(Adds comments in Ottawa by Adm. Fallon, paragraphs 7-9)
CANBERRA, Feb 22 (Reuters) - U.S. Defense Secretary Robert Gates said on Friday he hopes to pull more troops out of Iraq after a brief pause in withdrawals in July or August meant to assess the impact of lower troop levels on security in the war zone.
"My hope still is that we will be able to further draw down our troops in Iraq over the course of the next 10 to 12 months," Gates said en route to meetings in Australia.
Under current plans, the Pentagon is withdrawing five of its 20 combat brigades — or about 20,000 troops — from Iraq through mid-July. Gates previously said he hoped to continue pulling about one brigade out per month through the end of the year.
But since then, the top U.S. commander in Iraq, Gen. David Petraeus, has recommended a pause in withdrawals to assess the security situation in Iraq. Gates said Petraeus convinced him that a pause would be appropriate.
"My hope would be that it would be a relatively brief period. But we will see in greater detail what Gen. Petraeus has in mind when he brings his recommendations back to Washington and to the president next month," Gates said.
The United States has about 158,000 troops in Iraq.
In Ottawa, the commander of U.S. forces in the Middle East, Adm. William Fallon, made no mention of a pause and spoke of U.S. hopes to continue withdrawals in a measured way after the summer.
Fallon said in a speech to a defense conference that a sharp improvement in the security situation in Iraq had allowed the drawdown of U.S. forces to begin.
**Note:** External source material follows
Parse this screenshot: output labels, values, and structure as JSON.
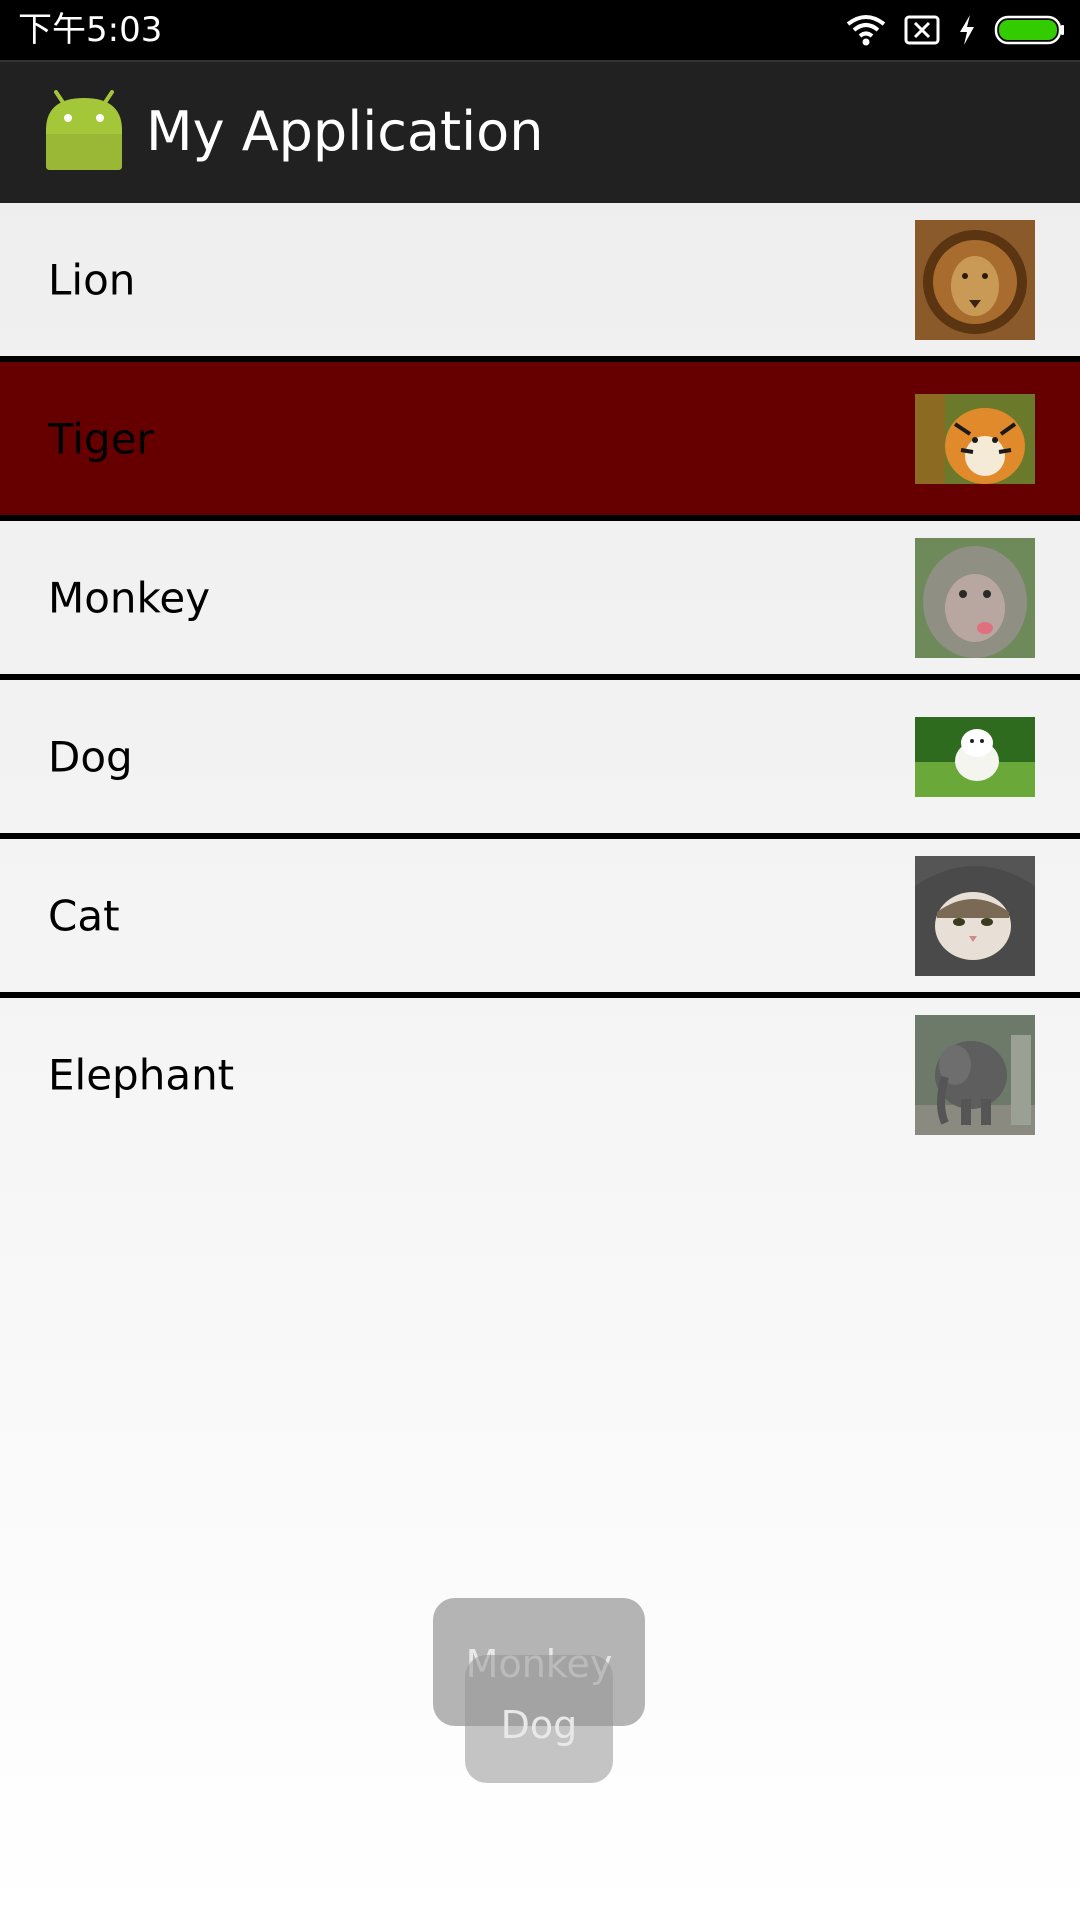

"As the winter accelerates into the springtime and the summer, that’s going to increase in pace, and we’re hopeful that we can continue that in a measured way that enables us to turn over the bulk of the responsibility to the Iraqis, but at the same time we don’t let this thing fall back down the hole again," Fallon said. (Reporting by Kristin Roberts with Gates and Randall Palmer in Ottawa)